(399320 in ZRAM is around 1G of data compressed. Yet to hit the /swapfile):
$ sudo cat /proc/swaps Filename Type Size Used Priority /swapfile file 511996 0 -1 /dev/zram0 partition 2097144 399320 5
Set the correct time – To do this, set your timezone first, run the following command from the terminal:
Speed up boot-up time by 50% – Before you make changes, you can run these two commands to compare before vs. after boot times.
sudo systemd-analyze sudo systemd-analyze blame
Now, this first step is totally optional, but if you don’t care to see the cool “Open Sesame” splash screen for the full 5 seconds during boot, then edit its sleep timer from 5 seconds to 1. Edit /etc/systemd/system/splash_pause.service and change the line:
sudo apt remove samba
Or you can disable and mask the nmbd and smbd services, which, in my case nmbd.service added 20+ seconds sometimes during reboot.
sudo systemctl stop nmbd sudo systemctl disable nmbd.service sudo systemctl mask nmbd
Enable VPN – Use the following commands to enable VPN and PPTP. Then use the NetworkManager applet to add your VPN connections.
sudo apt install network-manager-openvpn-gnome sudo apt install network-manager-pptp-gnome
Change the lock screen wallpaper – To date, this can only be done via command line:
cd /etc/alternatives sudo mv desktop-background desktop-background.old sudo ln -s /path/to/lockscreen/wallpaper.jpg desktop-background

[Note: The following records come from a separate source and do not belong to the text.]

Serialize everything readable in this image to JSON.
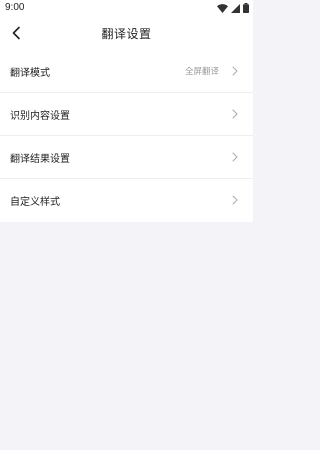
{
  "status_bar": {
    "time": "9:00",
    "icons": [
      "wifi-icon",
      "signal-icon",
      "battery-icon"
    ]
  },
  "header": {
    "title": "翻译设置",
    "back_icon": "chevron-left-icon"
  },
  "settings": {
    "items": [
      {
        "label": "翻译模式",
        "value": "全屏翻译"
      },
      {
        "label": "识别内容设置",
        "value": ""
      },
      {
        "label": "翻译结果设置",
        "value": ""
      },
      {
        "label": "自定义样式",
        "value": ""
      }
    ]
  },
  "colors": {
    "background": "#f4f4f8",
    "card": "#ffffff",
    "text": "#222222",
    "secondary_text": "#999999",
    "divider": "#eeeeee"
  }
}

Installing frequently used software
Conclusion (after roughly 24 hours)
Overall, I would recommend the Pinebook Pro to users who enjoy the satisfaction of tweaking things to meet their needs. Similar to my best Linux distro blog post, choosing a Linux laptop will be decided based on user preference, experience level, as well as the type of experience you seek. I’m enjoying my time with the Pinebook Pro immensely!
I’m delighted with it on first boot and even more so as it has evolved into a more usable work tool with what seems to be insane battery life. The downsides mean that this laptop won’t be for everyone. We already knew that. The Pine64 devs clearly state this on their website and during the order process.

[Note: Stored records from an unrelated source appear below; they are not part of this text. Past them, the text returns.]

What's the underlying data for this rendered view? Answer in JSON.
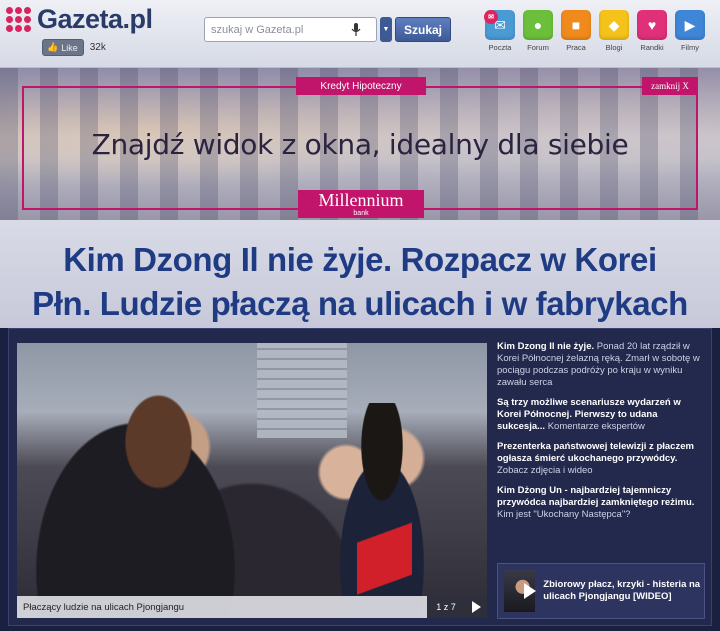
{
  "header": {
    "logo_text": "Gazeta.pl",
    "like_label": "Like",
    "like_count": "32k",
    "search": {
      "placeholder": "szukaj w Gazeta.pl",
      "button_label": "Szukaj"
    },
    "services": [
      {
        "label": "Poczta",
        "icon": "mail-icon",
        "color": "#4a9ad4"
      },
      {
        "label": "Forum",
        "icon": "chat-bubble-icon",
        "color": "#6bbf3a"
      },
      {
        "label": "Praca",
        "icon": "briefcase-icon",
        "color": "#f08a1c"
      },
      {
        "label": "Blogi",
        "icon": "blog-icon",
        "color": "#f4c21a"
      },
      {
        "label": "Randki",
        "icon": "heart-icon",
        "color": "#e0307a"
      },
      {
        "label": "Filmy",
        "icon": "play-icon",
        "color": "#3f86d6"
      }
    ]
  },
  "banner": {
    "tag": "Kredyt Hipoteczny",
    "close_label": "zamknij X",
    "text": "Znajdź widok z okna, idealny dla siebie",
    "brand": "Millennium",
    "brand_sub": "bank",
    "accent": "#c0156a"
  },
  "headline": {
    "line1": "Kim Dzong Il nie żyje. Rozpacz w Korei",
    "line2": "Płn. Ludzie płaczą na ulicach i w fabrykach"
  },
  "gallery": {
    "caption": "Płaczący ludzie na ulicach Pjongjangu",
    "counter": "1 z 7"
  },
  "news": [
    {
      "strong": "Kim Dzong Il nie żyje.",
      "light": " Ponad 20 lat rządził w Korei Północnej żelazną ręką. Zmarł w sobotę w pociągu podczas podróży po kraju w wyniku zawału serca"
    },
    {
      "strong": "Są trzy możliwe scenariusze wydarzeń w Korei Północnej. Pierwszy to udana sukcesja...",
      "light": " Komentarze ekspertów"
    },
    {
      "strong": "Prezenterka państwowej telewizji z płaczem ogłasza śmierć ukochanego przywódcy.",
      "light": " Zobacz zdjęcia i wideo"
    },
    {
      "strong": "Kim Dżong Un - najbardziej tajemniczy przywódca najbardziej zamkniętego reżimu.",
      "light": " Kim jest \"Ukochany Następca\"?"
    }
  ],
  "video": {
    "title": "Zbiorowy płacz, krzyki - histeria na ulicach Pjongjangu [WIDEO]"
  }
}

That said, if you are still interested, then chances are you will be generously impressed as I’ve been. Impressed especially with its build quality, battery life/low power consumption, value, and the large and fast-growing community of developers and end-users surrounding it!

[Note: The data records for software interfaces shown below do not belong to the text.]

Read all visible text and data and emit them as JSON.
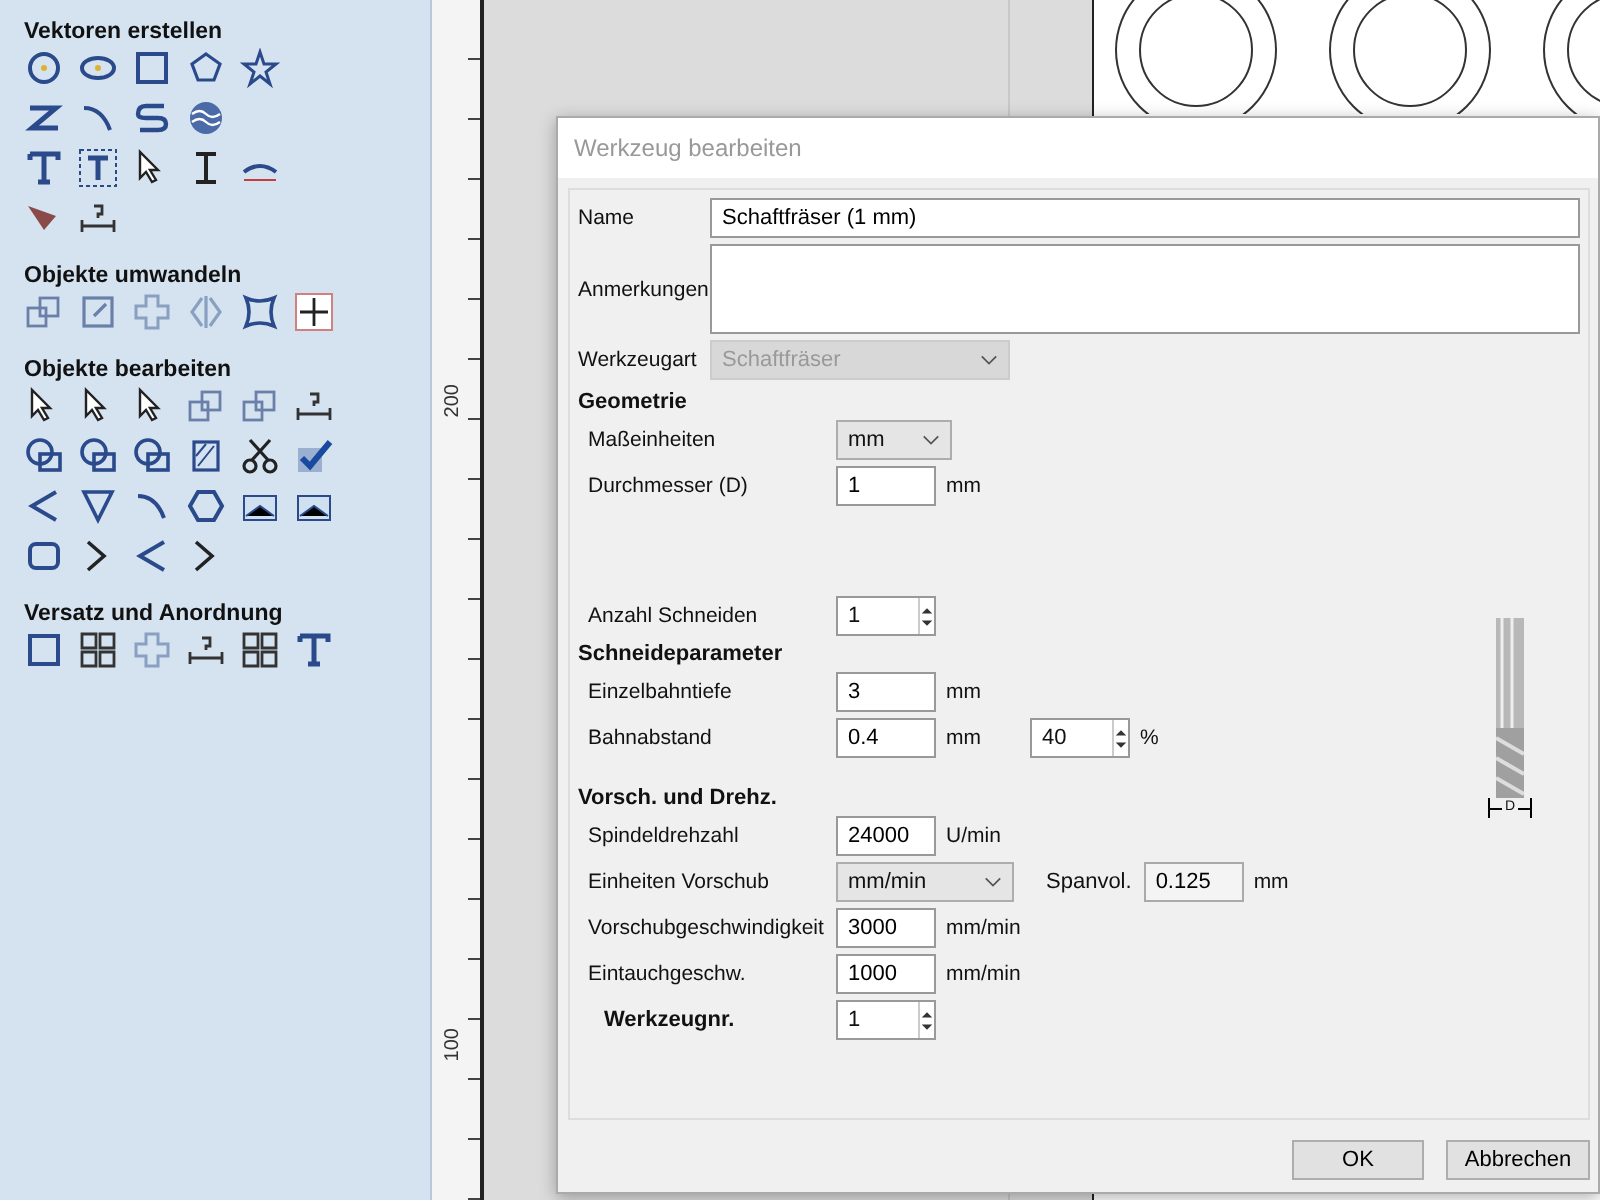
{
  "sidebar": {
    "sections": [
      {
        "title": "Vektoren erstellen"
      },
      {
        "title": "Objekte umwandeln"
      },
      {
        "title": "Objekte  bearbeiten"
      },
      {
        "title": "Versatz und Anordnung"
      }
    ]
  },
  "ruler": {
    "labels": [
      "200",
      "100"
    ]
  },
  "dialog": {
    "title": "Werkzeug bearbeiten",
    "name": {
      "label": "Name",
      "value": "Schaftfräser (1 mm)"
    },
    "notes": {
      "label": "Anmerkungen"
    },
    "tool_type": {
      "label": "Werkzeugart",
      "value": "Schaftfräser",
      "disabled": true
    },
    "sections": [
      {
        "title": "Geometrie",
        "rows": [
          {
            "kind": "dropdown",
            "label": "Maßeinheiten",
            "value": "mm"
          },
          {
            "kind": "input",
            "label": "Durchmesser (D)",
            "value": "1",
            "unit": "mm"
          },
          {
            "kind": "spinner",
            "label": "Anzahl Schneiden",
            "value": "1"
          }
        ]
      },
      {
        "title": "Schneideparameter",
        "rows": [
          {
            "kind": "input",
            "label": "Einzelbahntiefe",
            "value": "3",
            "unit": "mm"
          },
          {
            "kind": "input_percent",
            "label": "Bahnabstand",
            "value": "0.4",
            "unit": "mm",
            "percent_value": "40",
            "percent_unit": "%"
          }
        ]
      },
      {
        "title": "Vorsch. und Drehz.",
        "rows": [
          {
            "kind": "input",
            "label": "Spindeldrehzahl",
            "value": "24000",
            "unit": "U/min"
          },
          {
            "kind": "dropdown_side",
            "label": "Einheiten Vorschub",
            "value": "mm/min",
            "side_label": "Spanvol.",
            "side_value": "0.125",
            "side_unit": "mm"
          },
          {
            "kind": "input",
            "label": "Vorschubgeschwindigkeit",
            "value": "3000",
            "unit": "mm/min"
          },
          {
            "kind": "input",
            "label": "Eintauchgeschw.",
            "value": "1000",
            "unit": "mm/min"
          }
        ]
      }
    ],
    "tool_number": {
      "label": "Werkzeugnr.",
      "value": "1"
    },
    "image_label": "D",
    "buttons": [
      "OK",
      "Abbrechen"
    ]
  }
}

My Pinebook Pro with Manjaro i3
Update – Oct 12th, 2020: I’ve installed Manjaro i3 on my Pinebook Pro. As I’ve updated above, the Pinebook Pro now launches with ZRAM enabled. Similar to my recommended ZRAM setup. As such, you can skip or check for the install of ZRAM as it’s already in place at least on Manjaro i3. I’ve attached the above screenshot of my current Pinebook Pro desktop.
Update – May 19th, 2020: Two months later, I can report that although my Pinebook Pro still sees some usage, for the most part, I’ve reverted to my old laptop. It’s a competent laptop for the price, and I still strongly recommend ownership! The lack of CPU and graphics performance was the eventual deal-breaker for me. At times loading email messages in Gmail would take ages. Especially those email threads with over 50 emails. When you hit the “expand” option in Gmail, you can prepare to wait for a long time. Some websites, such as Reddit, can be frustratingly slow. As such, I can only recommend this laptop as a battery-life warrior for light use.
From the start, I used an external mouse with my Pinebook Pro. However, two months later and I’ve had the chance to use the touchpad for a couple of hours. I find it difficult to use the touchpad for small movements such as selecting text and image editing in GIMP. That said, a wireless mouse is a great workaround.
I’m very excited to see what’s next from Pine64! One advantage of owning the Pinebook Pro is that I’ve learned a lot over the past two months about ARM and Pine64, which will make for a smoother transition to any future Pinebooks.
Originally posted January 22, 2020.